All living organisms are made of cells. A cell is the basic unit of life that is responsible for the living and functioning of organisms. Cell biology is the study of structural and functional units of cells. Cell biology encompasses both prokaryotic and eukaryotic cells and has many subtopics which may include the study of cell metabolism, cell communication, cell cycle, biochemistry, and cell composition. The study of cells is performed using several microscopy techniques, cell culture, and cell fractionation. These have allowed for and are currently being used for discoveries and research pertaining to how cells function, ultimately giving insight into understanding larger organisms. Knowing the components of cells and how cells work is fundamental to all biological sciences while also being essential for research in biomedical fields such as cancer, and other diseases. Research in cell biology is interconnected to other fields such as genetics, molecular genetics, molecular biology, medical microbiology, immunology, and cytochemistry.
Molecular biology is the branch of biology that seeks to understand the molecular basis of biological activity in and between cells, including molecular synthesis, modification, mechanisms, and interactions. The study of chemical and physical structure of biological macromolecules is known as molecular biology.

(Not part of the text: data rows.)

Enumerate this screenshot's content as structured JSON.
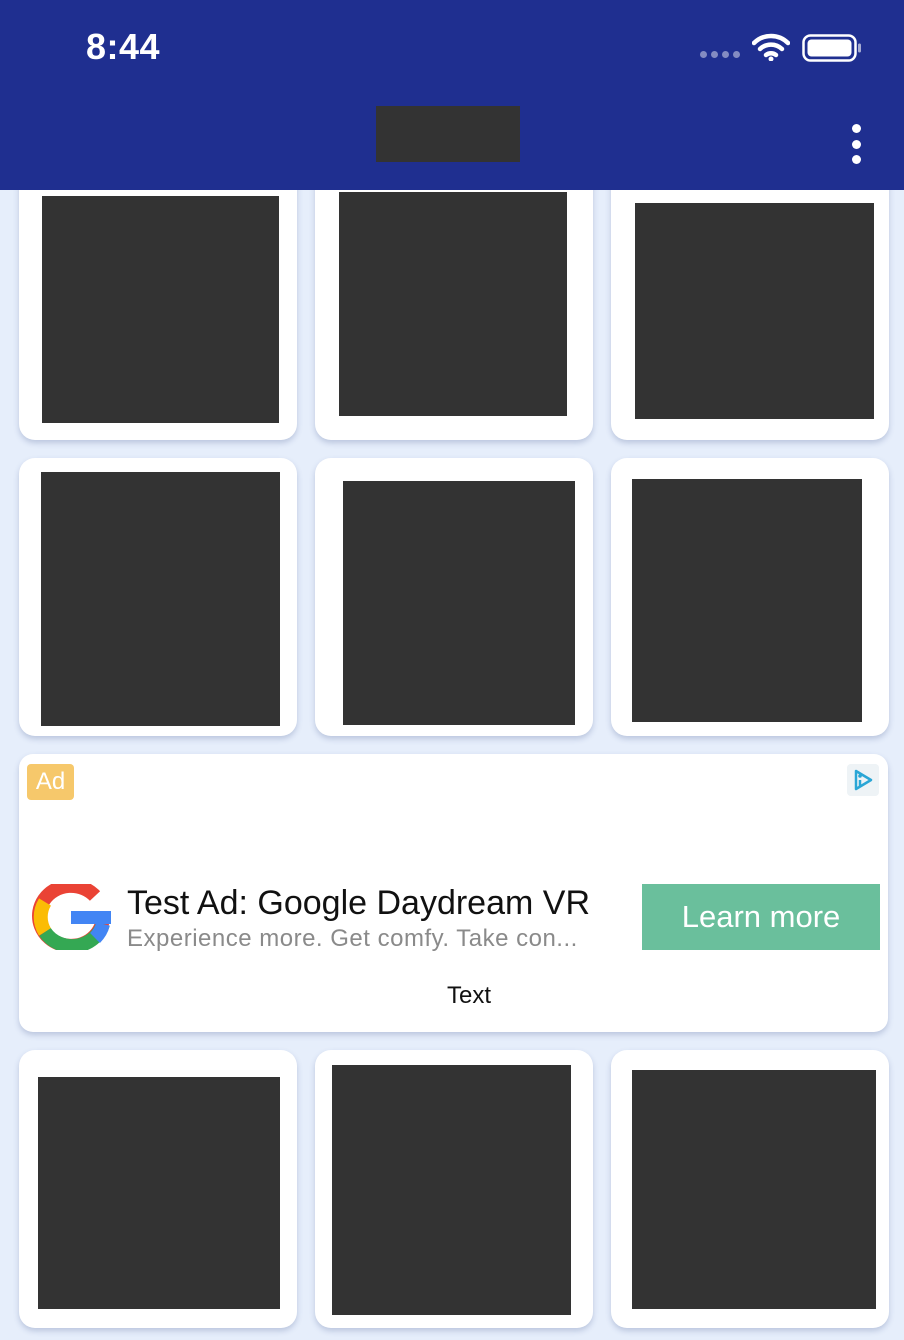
{
  "status_bar": {
    "time": "8:44"
  },
  "app_bar": {
    "menu_icon": "more-vertical-icon"
  },
  "ad": {
    "badge": "Ad",
    "headline": "Test Ad: Google Daydream VR",
    "body": "Experience more. Get comfy. Take con...",
    "cta": "Learn more",
    "footer_text": "Text",
    "adchoices_icon": "adchoices-icon",
    "logo_icon": "google-g-icon"
  },
  "colors": {
    "app_bar": "#1f2f90",
    "background": "#e6eefb",
    "cta": "#6abf9c",
    "badge": "#f6c86b",
    "redacted": "#333333"
  }
}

This article uses material from the Wikipedia articles Cell Biology and Molecular Biology, which is released under the <a href=“https://creativecommons.org/licenses/by-sa/3.0/”>Creative Commons Attribution-Share-Alike License 3.0</a>.